In 1875, when a young German in Kiel named Max Planck was deciding whether to devote his life to mathematics or to physics, he was urged most heartily not to choose physics because the breakthroughs had all been made there. The coming century, he was assured, would be one of consolidation and refinement, not revolution.
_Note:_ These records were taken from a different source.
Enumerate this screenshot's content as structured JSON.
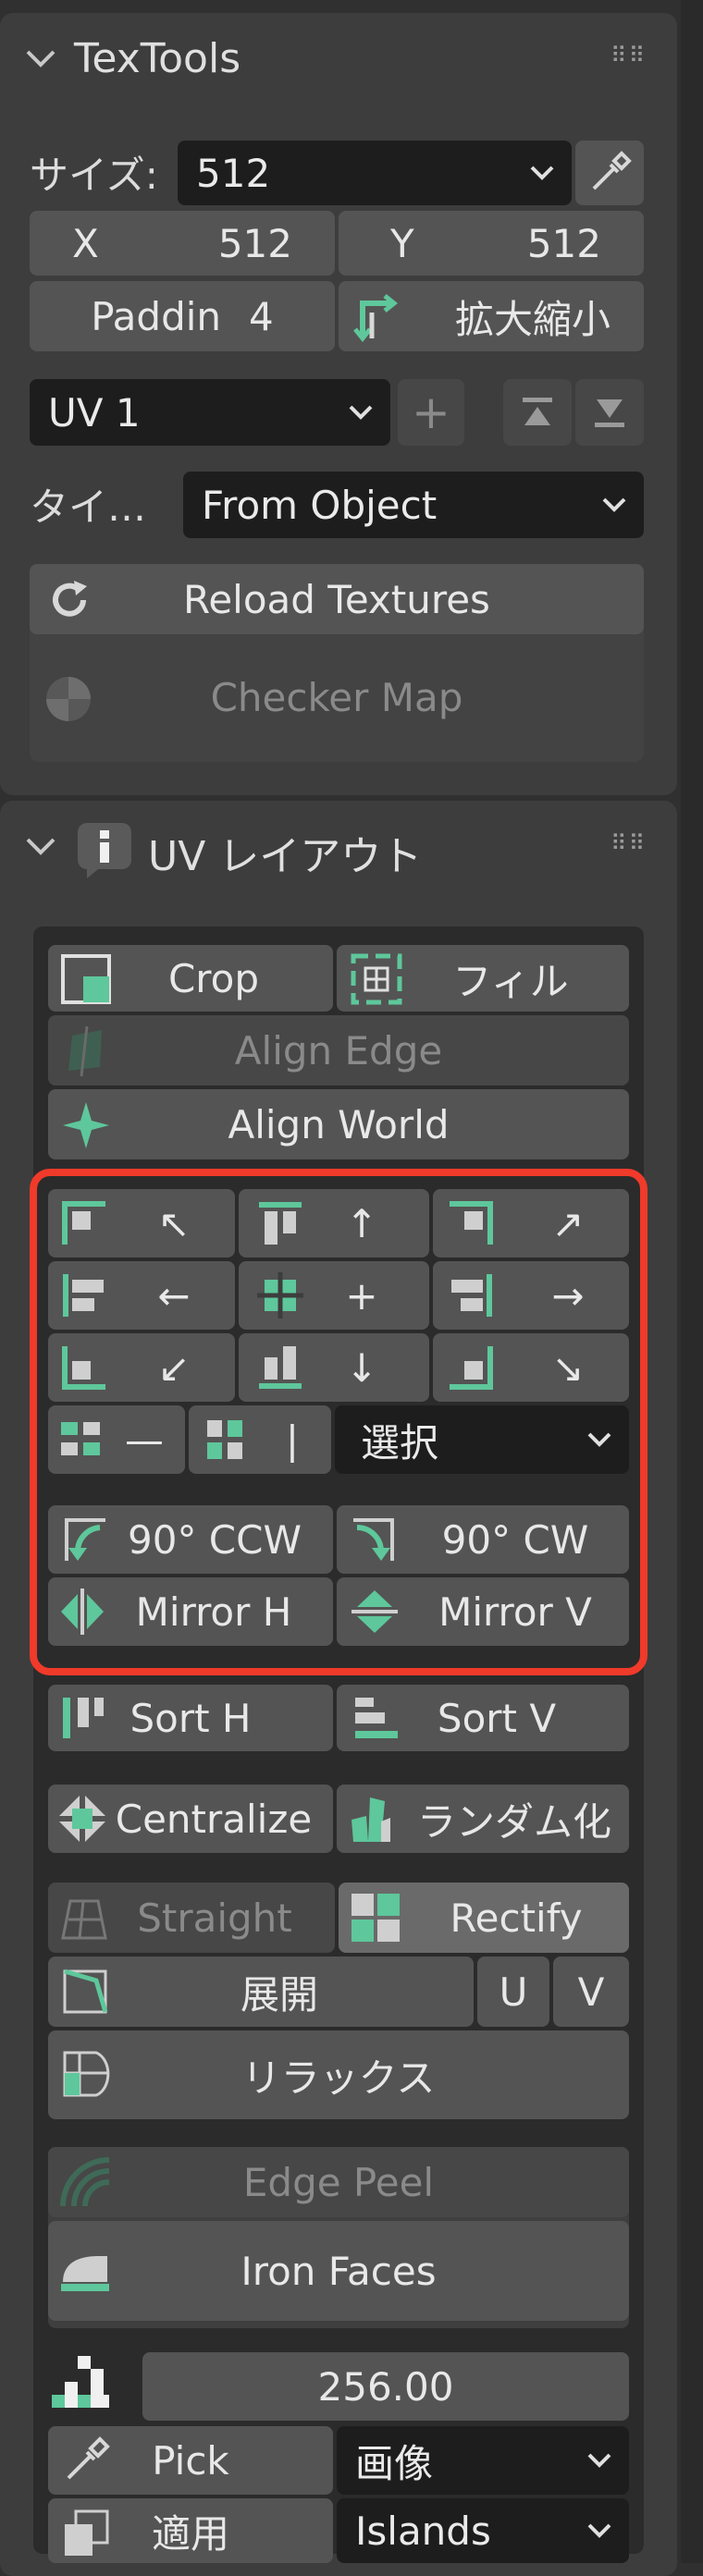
{
  "textools": {
    "title": "TexTools",
    "size_label": "サイズ:",
    "size_value": "512",
    "x_label": "X",
    "x_value": "512",
    "y_label": "Y",
    "y_value": "512",
    "padding_label": "Paddin",
    "padding_value": "4",
    "scale_label": "拡大縮小",
    "uv_channel": "UV 1",
    "plus": "+",
    "type_label": "タイ…",
    "type_value": "From Object",
    "reload_label": "Reload Textures",
    "checker_label": "Checker Map"
  },
  "uvlayout": {
    "title": "UV レイアウト",
    "crop_label": "Crop",
    "fill_label": "フィル",
    "align_edge_label": "Align Edge",
    "align_world_label": "Align World",
    "align_grid": [
      [
        "↖",
        "↑",
        "↗"
      ],
      [
        "←",
        "+",
        "→"
      ],
      [
        "↙",
        "↓",
        "↘"
      ]
    ],
    "dist_h": "—",
    "dist_v": "|",
    "select_value": "選択",
    "rot_ccw": "90° CCW",
    "rot_cw": "90° CW",
    "mirror_h": "Mirror H",
    "mirror_v": "Mirror V",
    "sort_h": "Sort H",
    "sort_v": "Sort V",
    "centralize": "Centralize",
    "randomize": "ランダム化",
    "straight": "Straight",
    "rectify": "Rectify",
    "unwrap": "展開",
    "u": "U",
    "v": "V",
    "relax": "リラックス",
    "edge_peel": "Edge Peel",
    "iron_faces": "Iron Faces",
    "texel_value": "256.00",
    "pick": "Pick",
    "pick_mode": "画像",
    "apply": "適用",
    "apply_mode": "Islands"
  },
  "colors": {
    "accent_green": "#5ec79b",
    "highlight_red": "#f03a2a"
  }
}
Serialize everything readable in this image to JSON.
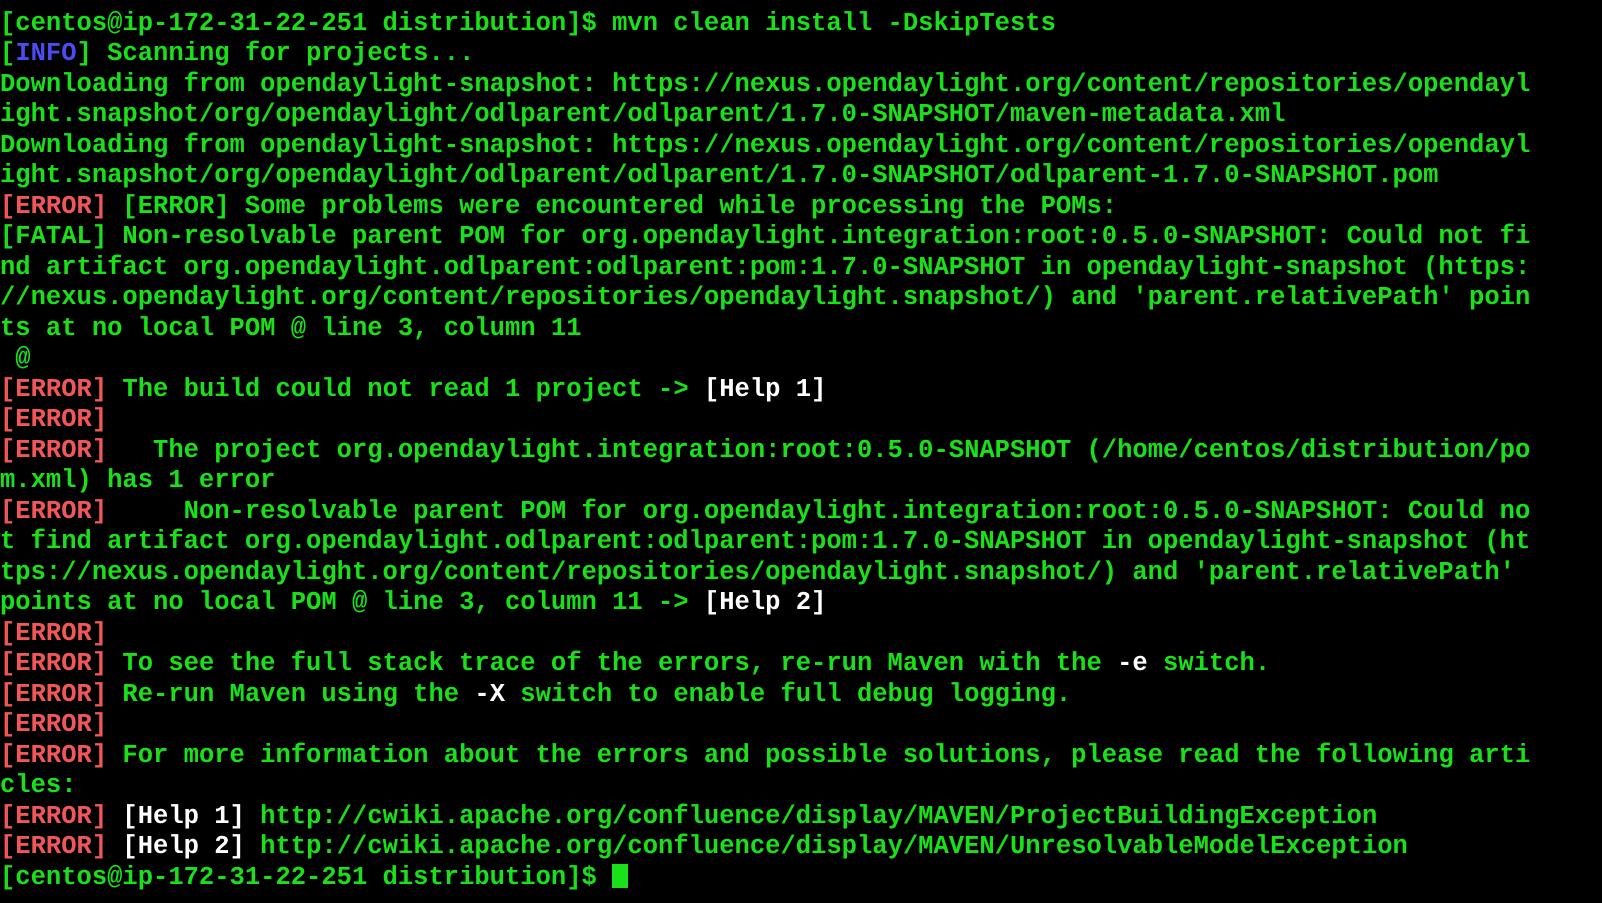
{
  "terminal": {
    "title": "centos@ip-172-31-22-251:~/distribution",
    "colors": {
      "background": "#000000",
      "green": "#19e019",
      "red": "#f25757",
      "blue": "#4b4bf0",
      "white": "#ffffff",
      "cursor": "#19e019"
    },
    "host": "ip-172-31-22-251",
    "user": "centos",
    "cwd": "distribution",
    "prompt": "[centos@ip-172-31-22-251 distribution]$ ",
    "command": "mvn clean install -DskipTests",
    "columns": 98,
    "rows": 30
  },
  "lines": [
    {
      "id": "partial-top",
      "segments": [
        {
          "text": "",
          "color": "green"
        }
      ]
    },
    {
      "id": "prompt-command",
      "segments": [
        {
          "text": "[centos@ip-172-31-22-251 distribution]$ mvn clean install -DskipTests",
          "color": "green"
        }
      ]
    },
    {
      "id": "info-scanning",
      "segments": [
        {
          "text": "[",
          "color": "green"
        },
        {
          "text": "INFO",
          "color": "blue"
        },
        {
          "text": "] Scanning for projects...",
          "color": "green"
        }
      ]
    },
    {
      "id": "downloading-1a",
      "segments": [
        {
          "text": "Downloading from opendaylight-snapshot: https://nexus.opendaylight.org/content/repositories/opendayl",
          "color": "green"
        }
      ]
    },
    {
      "id": "downloading-1b",
      "segments": [
        {
          "text": "ight.snapshot/org/opendaylight/odlparent/odlparent/1.7.0-SNAPSHOT/maven-metadata.xml",
          "color": "green"
        }
      ]
    },
    {
      "id": "downloading-2a",
      "segments": [
        {
          "text": "Downloading from opendaylight-snapshot: https://nexus.opendaylight.org/content/repositories/opendayl",
          "color": "green"
        }
      ]
    },
    {
      "id": "downloading-2b",
      "segments": [
        {
          "text": "ight.snapshot/org/opendaylight/odlparent/odlparent/1.7.0-SNAPSHOT/odlparent-1.7.0-SNAPSHOT.pom",
          "color": "green"
        }
      ]
    },
    {
      "id": "error-some-problems",
      "segments": [
        {
          "text": "[ERROR]",
          "color": "red"
        },
        {
          "text": " [ERROR] Some problems were encountered while processing the POMs:",
          "color": "green"
        }
      ]
    },
    {
      "id": "fatal-nonresolvable-a",
      "segments": [
        {
          "text": "[FATAL] Non-resolvable parent POM for org.opendaylight.integration:root:0.5.0-SNAPSHOT: Could not fi",
          "color": "green"
        }
      ]
    },
    {
      "id": "fatal-nonresolvable-b",
      "segments": [
        {
          "text": "nd artifact org.opendaylight.odlparent:odlparent:pom:1.7.0-SNAPSHOT in opendaylight-snapshot (https:",
          "color": "green"
        }
      ]
    },
    {
      "id": "fatal-nonresolvable-c",
      "segments": [
        {
          "text": "//nexus.opendaylight.org/content/repositories/opendaylight.snapshot/) and 'parent.relativePath' poin",
          "color": "green"
        }
      ]
    },
    {
      "id": "fatal-nonresolvable-d",
      "segments": [
        {
          "text": "ts at no local POM @ line 3, column 11",
          "color": "green"
        }
      ]
    },
    {
      "id": "at-sign",
      "segments": [
        {
          "text": " @",
          "color": "green"
        }
      ]
    },
    {
      "id": "error-build-could-not-read",
      "segments": [
        {
          "text": "[ERROR]",
          "color": "red"
        },
        {
          "text": " The build could not read 1 project -> ",
          "color": "green"
        },
        {
          "text": "[Help 1]",
          "color": "white"
        }
      ]
    },
    {
      "id": "error-blank-1",
      "segments": [
        {
          "text": "[ERROR]",
          "color": "red"
        }
      ]
    },
    {
      "id": "error-the-project-a",
      "segments": [
        {
          "text": "[ERROR]",
          "color": "red"
        },
        {
          "text": "   The project org.opendaylight.integration:root:0.5.0-SNAPSHOT (/home/centos/distribution/po",
          "color": "green"
        }
      ]
    },
    {
      "id": "error-the-project-b",
      "segments": [
        {
          "text": "m.xml) has 1 error",
          "color": "green"
        }
      ]
    },
    {
      "id": "error-nonresolvable-a",
      "segments": [
        {
          "text": "[ERROR]",
          "color": "red"
        },
        {
          "text": "     Non-resolvable parent POM for org.opendaylight.integration:root:0.5.0-SNAPSHOT: Could no",
          "color": "green"
        }
      ]
    },
    {
      "id": "error-nonresolvable-b",
      "segments": [
        {
          "text": "t find artifact org.opendaylight.odlparent:odlparent:pom:1.7.0-SNAPSHOT in opendaylight-snapshot (ht",
          "color": "green"
        }
      ]
    },
    {
      "id": "error-nonresolvable-c",
      "segments": [
        {
          "text": "tps://nexus.opendaylight.org/content/repositories/opendaylight.snapshot/) and 'parent.relativePath'",
          "color": "green"
        }
      ]
    },
    {
      "id": "error-nonresolvable-d",
      "segments": [
        {
          "text": "points at no local POM @ line 3, column 11 -> ",
          "color": "green"
        },
        {
          "text": "[Help 2]",
          "color": "white"
        }
      ]
    },
    {
      "id": "error-blank-2",
      "segments": [
        {
          "text": "[ERROR]",
          "color": "red"
        }
      ]
    },
    {
      "id": "error-stacktrace-hint",
      "segments": [
        {
          "text": "[ERROR]",
          "color": "red"
        },
        {
          "text": " To see the full stack trace of the errors, re-run Maven with the ",
          "color": "green"
        },
        {
          "text": "-e",
          "color": "white"
        },
        {
          "text": " switch.",
          "color": "green"
        }
      ]
    },
    {
      "id": "error-debug-hint",
      "segments": [
        {
          "text": "[ERROR]",
          "color": "red"
        },
        {
          "text": " Re-run Maven using the ",
          "color": "green"
        },
        {
          "text": "-X",
          "color": "white"
        },
        {
          "text": " switch to enable full debug logging.",
          "color": "green"
        }
      ]
    },
    {
      "id": "error-blank-3",
      "segments": [
        {
          "text": "[ERROR]",
          "color": "red"
        }
      ]
    },
    {
      "id": "error-more-info-a",
      "segments": [
        {
          "text": "[ERROR]",
          "color": "red"
        },
        {
          "text": " For more information about the errors and possible solutions, please read the following arti",
          "color": "green"
        }
      ]
    },
    {
      "id": "error-more-info-b",
      "segments": [
        {
          "text": "cles:",
          "color": "green"
        }
      ]
    },
    {
      "id": "error-help-1",
      "segments": [
        {
          "text": "[ERROR]",
          "color": "red"
        },
        {
          "text": " [Help 1]",
          "color": "white"
        },
        {
          "text": " http://cwiki.apache.org/confluence/display/MAVEN/ProjectBuildingException",
          "color": "green"
        }
      ]
    },
    {
      "id": "error-help-2",
      "segments": [
        {
          "text": "[ERROR]",
          "color": "red"
        },
        {
          "text": " [Help 2]",
          "color": "white"
        },
        {
          "text": " http://cwiki.apache.org/confluence/display/MAVEN/UnresolvableModelException",
          "color": "green"
        }
      ]
    },
    {
      "id": "final-prompt",
      "segments": [
        {
          "text": "[centos@ip-172-31-22-251 distribution]$ ",
          "color": "green"
        }
      ],
      "cursor": true
    }
  ]
}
Planck didn’t listen. He studied theoretical physics and threw himself body and soul into work on entropy, a process at the heart of thermodynamics, which seemed to hold much promise for an ambitious young man. In 1891 Planck produced his results and learned to his dismay that the important work on entropy had in fact been done already, in this instance by a retiring scholar at Yale University named J. Willard Gibbs.